Action item
Whenever a line in the entries below contains "text", copy that line.

· · · ·

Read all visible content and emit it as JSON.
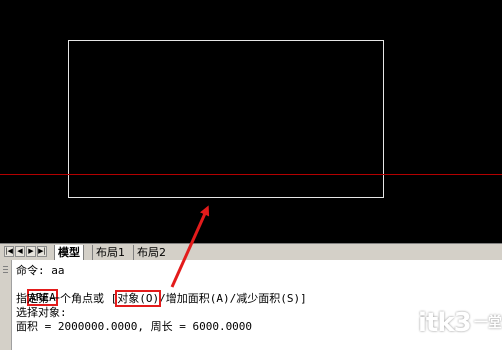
{
  "tabs": {
    "nav_first": "|◀",
    "nav_prev": "◀",
    "nav_next": "▶",
    "nav_last": "▶|",
    "model": "模型",
    "layout1": "布局1",
    "layout2": "布局2"
  },
  "command": {
    "line1": "命令: aa",
    "line2": "AREA",
    "line3_pre": "指定第一个角点或 [",
    "line3_obj": "对象(O)",
    "line3_post": "/增加面积(A)/减少面积(S)]",
    "line4": "选择对象:",
    "line5": "面积 = 2000000.0000, 周长 = 6000.0000"
  },
  "watermark": {
    "main": "itk3",
    "side": "一堂课"
  },
  "colors": {
    "highlight": "#e31b1b",
    "drawing_line": "#b30000",
    "canvas": "#000000"
  }
}
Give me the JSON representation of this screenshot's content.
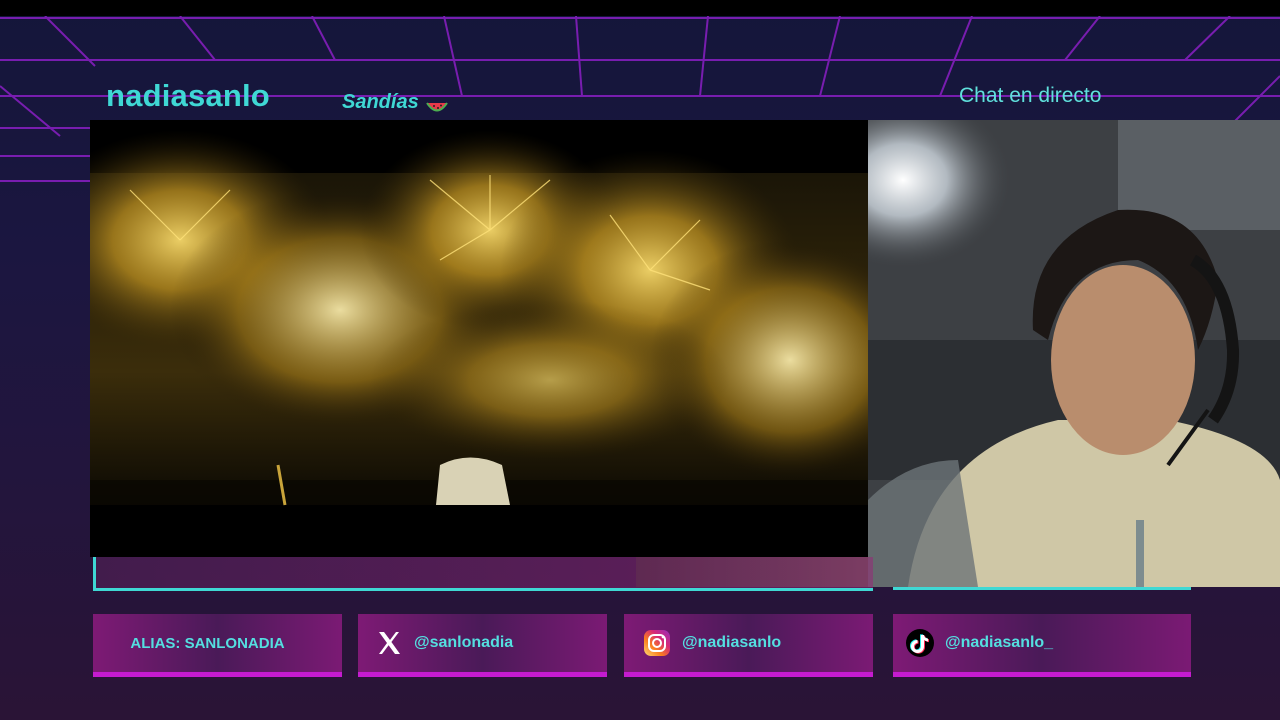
{
  "header": {
    "channel_name": "nadiasanlo",
    "tagline": "Sandías",
    "chat_title": "Chat en directo"
  },
  "social": {
    "alias": "ALIAS: SANLONADIA",
    "x_handle": "@sanlonadia",
    "instagram_handle": "@nadiasanlo",
    "tiktok_handle": "@nadiasanlo_"
  },
  "icons": {
    "tagline": "watermelon-icon",
    "x": "x-logo-icon",
    "instagram": "instagram-icon",
    "tiktok": "tiktok-icon"
  },
  "colors": {
    "accent_cyan": "#3fd8d4",
    "accent_magenta": "#c51bd0",
    "grid_lines": "#8a1fc4",
    "background": "#1b1640"
  }
}
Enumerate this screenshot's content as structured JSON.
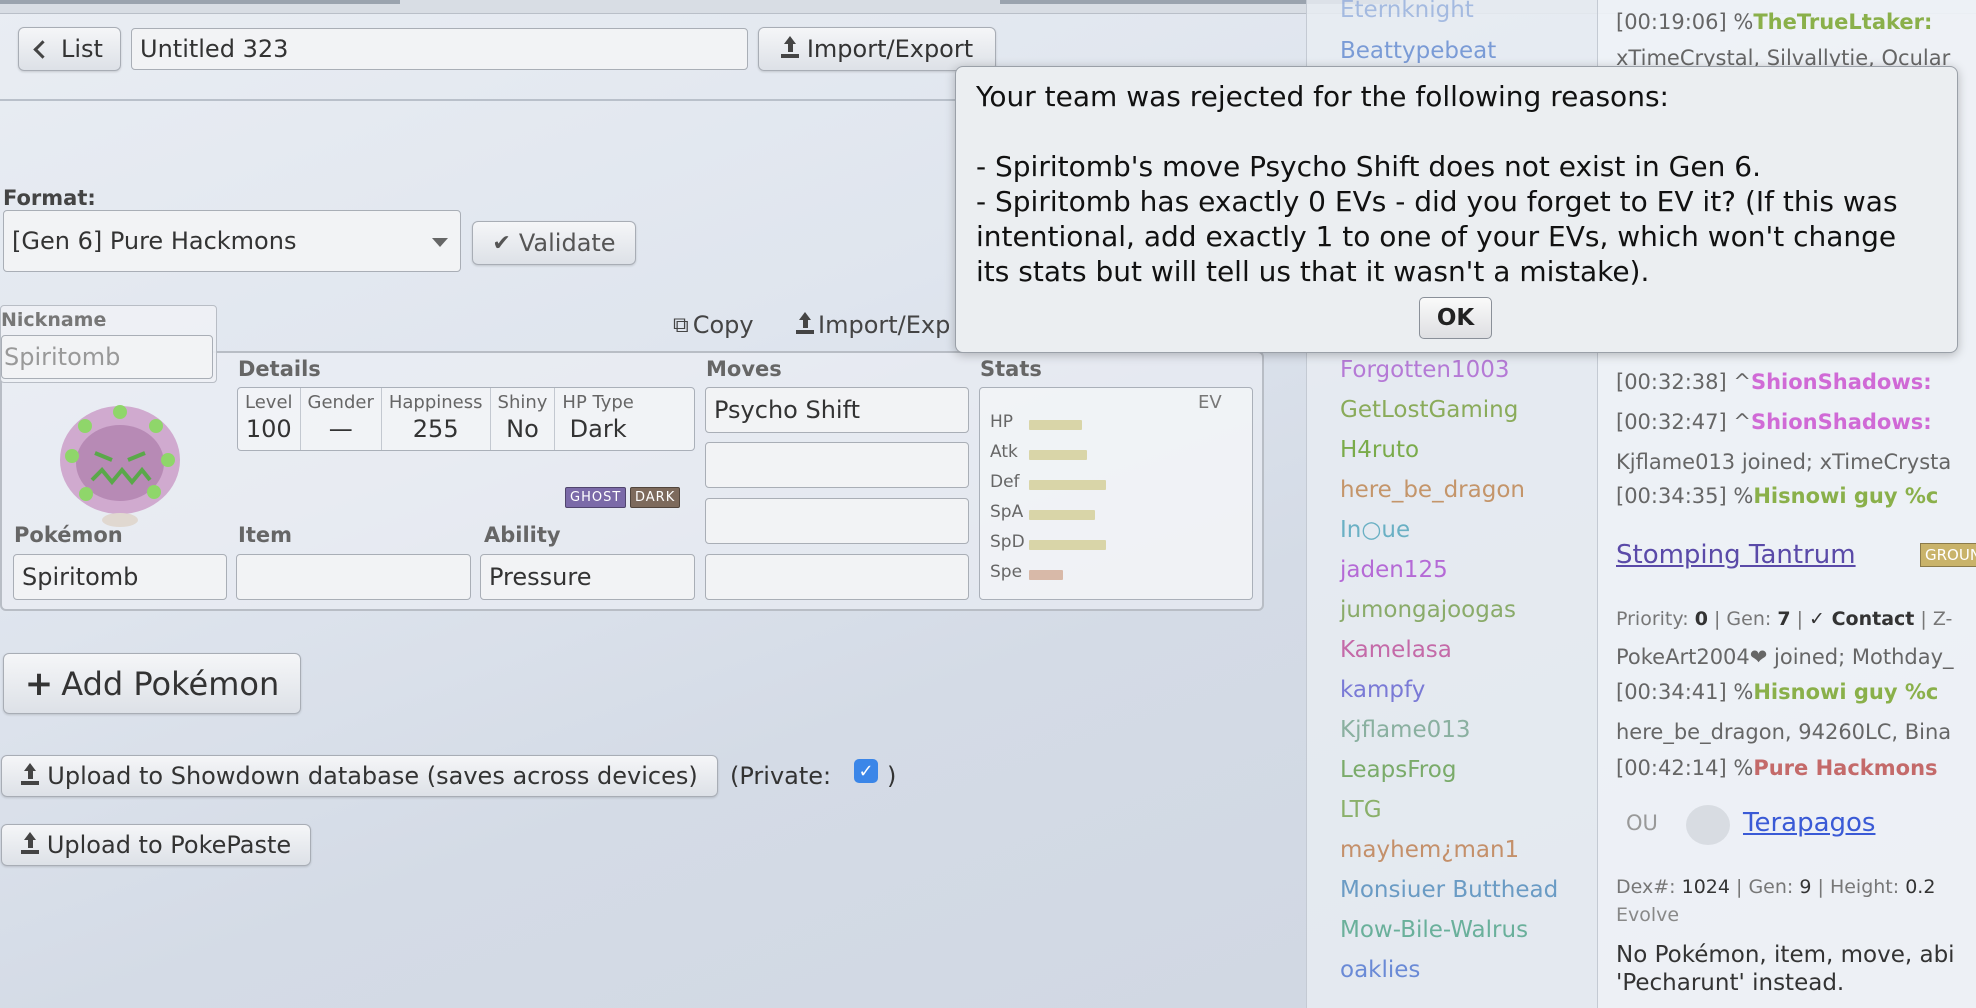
{
  "toolbar": {
    "list_label": "List",
    "team_name": "Untitled 323",
    "import_export_label": "Import/Export"
  },
  "format": {
    "label": "Format:",
    "selected": "[Gen 6] Pure Hackmons",
    "validate_label": "Validate"
  },
  "pokemon": {
    "nickname_label": "Nickname",
    "nickname": "Spiritomb",
    "copy_label": "Copy",
    "import_export_label": "Import/Exp",
    "details": {
      "title": "Details",
      "level_label": "Level",
      "level": "100",
      "gender_label": "Gender",
      "gender": "—",
      "happiness_label": "Happiness",
      "happiness": "255",
      "shiny_label": "Shiny",
      "shiny": "No",
      "hptype_label": "HP Type",
      "hptype": "Dark"
    },
    "types": [
      "GHOST",
      "DARK"
    ],
    "type_colors": {
      "ghost": "#7b6aa8",
      "dark": "#7d6a5c"
    },
    "species_label": "Pokémon",
    "species": "Spiritomb",
    "item_label": "Item",
    "item": "",
    "ability_label": "Ability",
    "ability": "Pressure",
    "moves_title": "Moves",
    "moves": [
      "Psycho Shift",
      "",
      "",
      ""
    ],
    "stats_title": "Stats",
    "ev_label": "EV",
    "stats": [
      {
        "name": "HP",
        "level": 0.33,
        "color": "#d9d5a8"
      },
      {
        "name": "Atk",
        "level": 0.36,
        "color": "#d9d5a8"
      },
      {
        "name": "Def",
        "level": 0.48,
        "color": "#d9d5a8"
      },
      {
        "name": "SpA",
        "level": 0.41,
        "color": "#d9d5a8"
      },
      {
        "name": "SpD",
        "level": 0.48,
        "color": "#d9d5a8"
      },
      {
        "name": "Spe",
        "level": 0.21,
        "color": "#d8b9a8"
      }
    ]
  },
  "actions": {
    "add_pokemon": "Add Pokémon",
    "upload_db": "Upload to Showdown database (saves across devices)",
    "private_open": "(Private:",
    "private_close": ")",
    "private_checked": true,
    "upload_pokepaste": "Upload to PokePaste"
  },
  "dialog": {
    "message": "Your team was rejected for the following reasons:\n\n- Spiritomb's move Psycho Shift does not exist in Gen 6.\n- Spiritomb has exactly 0 EVs - did you forget to EV it? (If this was intentional, add exactly 1 to one of your EVs, which won't change its stats but will tell us that it wasn't a mistake).",
    "ok_label": "OK"
  },
  "userlist": [
    {
      "name": "Beattypebeat",
      "color": "#7a9bd6"
    },
    {
      "name": "Forgotten1003",
      "color": "#b57ad6"
    },
    {
      "name": "GetLostGaming",
      "color": "#8aab5a"
    },
    {
      "name": "H4ruto",
      "color": "#7aab4a"
    },
    {
      "name": "here_be_dragon",
      "color": "#c4956a"
    },
    {
      "name": "In○ue",
      "color": "#6ab0c4"
    },
    {
      "name": "jaden125",
      "color": "#b56ad6"
    },
    {
      "name": "jumongajoogas",
      "color": "#8aab6a"
    },
    {
      "name": "Kamelasa",
      "color": "#c46aa8"
    },
    {
      "name": "kampfy",
      "color": "#7a7ad6"
    },
    {
      "name": "Kjflame013",
      "color": "#8ab0a0"
    },
    {
      "name": "LeapsFrog",
      "color": "#7aab6a"
    },
    {
      "name": "LTG",
      "color": "#8ab06a"
    },
    {
      "name": "mayhem¿man1",
      "color": "#c4906a"
    },
    {
      "name": "Monsiuer Butthead",
      "color": "#6a9bc4"
    },
    {
      "name": "Mow-Bile-Walrus",
      "color": "#6ab09b"
    },
    {
      "name": "oaklies",
      "color": "#6a8ad6"
    }
  ],
  "chat": {
    "lines": [
      {
        "time": "[00:19:06]",
        "rank": "%",
        "name": "TheTrueLtaker:",
        "color": "#8ab04a"
      },
      {
        "text": "xTimeCrystal, Silvallytie, Ocular"
      },
      {
        "time": "[00:32:38]",
        "rank": "^",
        "name": "ShionShadows:",
        "color": "#d06ad6"
      },
      {
        "time": "[00:32:47]",
        "rank": "^",
        "name": "ShionShadows:",
        "color": "#d06ad6"
      },
      {
        "text": "Kjflame013 joined; xTimeCrysta"
      },
      {
        "time": "[00:34:35]",
        "rank": "%",
        "name": "Hisnowi guy %c",
        "color": "#8ab04a"
      }
    ],
    "move_link": "Stomping Tantrum",
    "move_type_badge": "GROUND",
    "move_priority_label": "Priority:",
    "move_priority": "0",
    "move_gen_label": "Gen:",
    "move_gen": "7",
    "move_contact": "✓ Contact",
    "move_z": "Z-",
    "lines2": [
      {
        "text": "PokeArt2004❤ joined; Mothday_"
      },
      {
        "time": "[00:34:41]",
        "rank": "%",
        "name": "Hisnowi guy %c",
        "color": "#8ab04a"
      },
      {
        "text": "here_be_dragon, 94260LC, Bina"
      },
      {
        "time": "[00:42:14]",
        "rank": "%",
        "name": "Pure Hackmons",
        "color": "#c46a6a"
      }
    ],
    "tier": "OU",
    "poke_link": "Terapagos",
    "dex_label": "Dex#:",
    "dex": "1024",
    "gen_label": "Gen:",
    "gen": "9",
    "height_label": "Height:",
    "height": "0.2",
    "evolve_label": "Evolve",
    "notfound": "No Pokémon, item, move, abi",
    "notfound2": "'Pecharunt' instead."
  }
}
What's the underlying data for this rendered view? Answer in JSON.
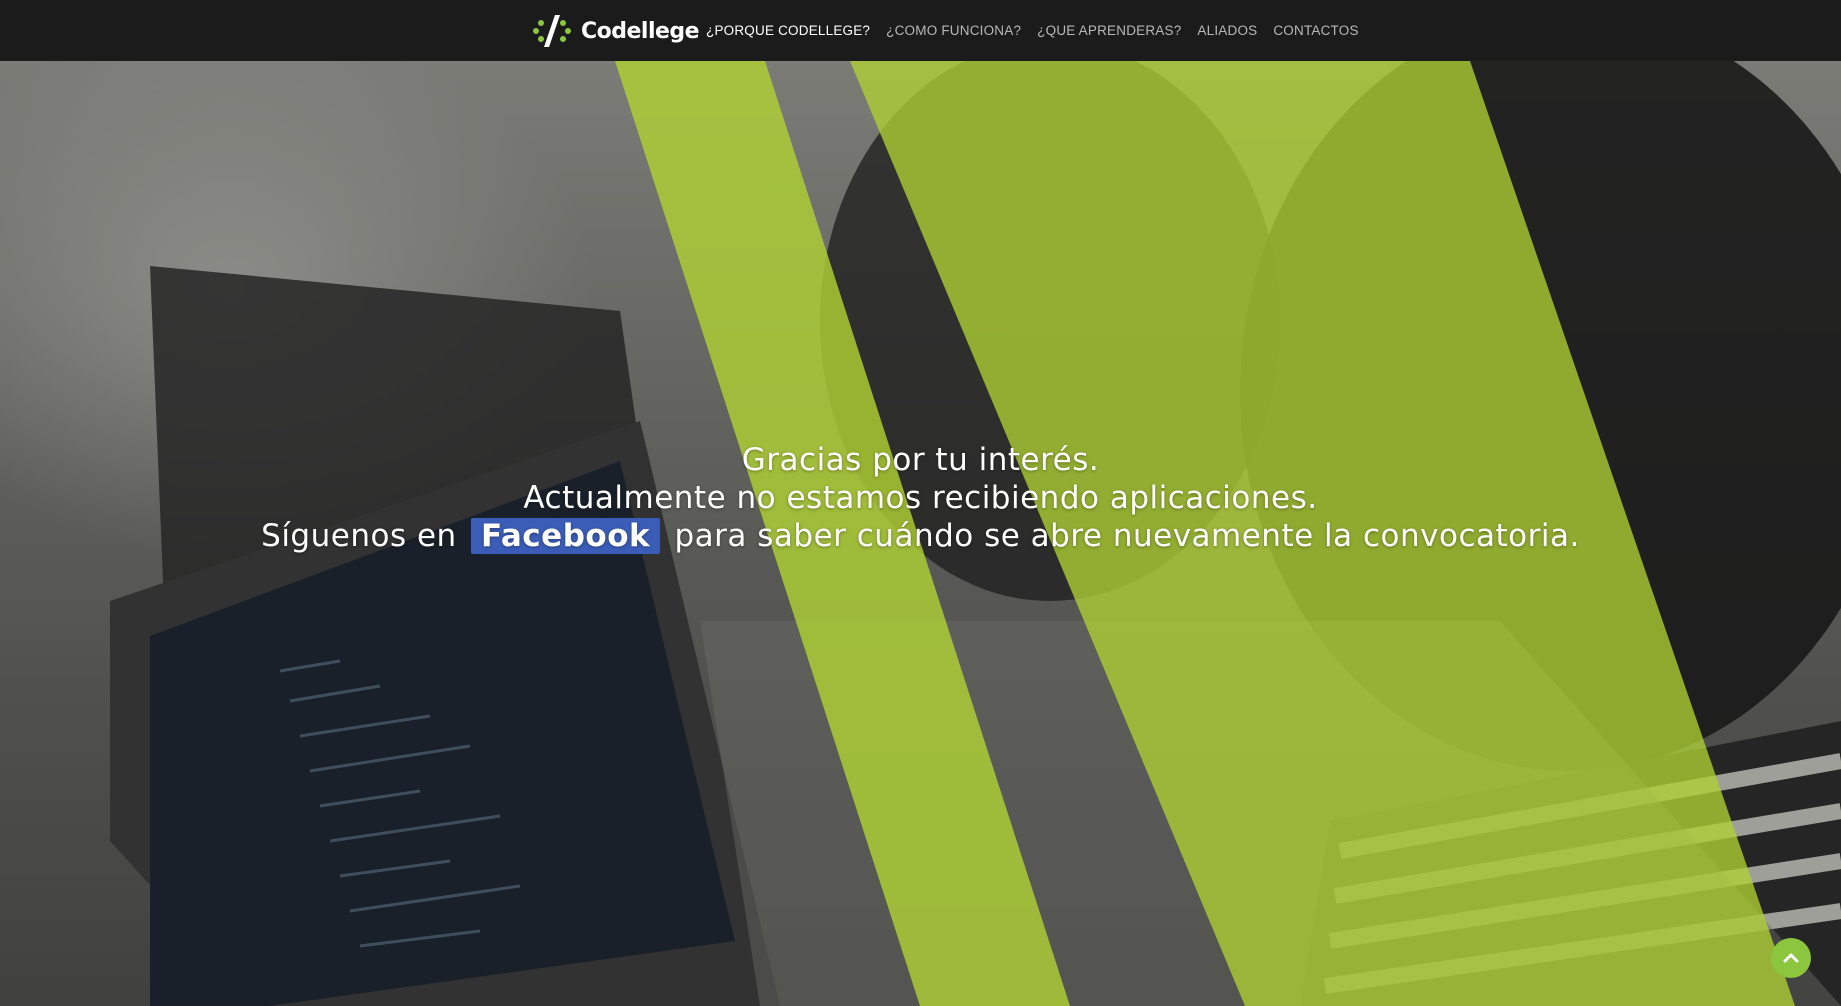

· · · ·

Response to the exercise
        "text": "xTimeCrystal, Silvallytie, Ocular"
        "text": "Kjflame013 joined; xTimeCrysta"
        "text": "PokeArt2004❤ joined; Mothday_"
        "text": "here_be_dragon, 94260LC, Bina"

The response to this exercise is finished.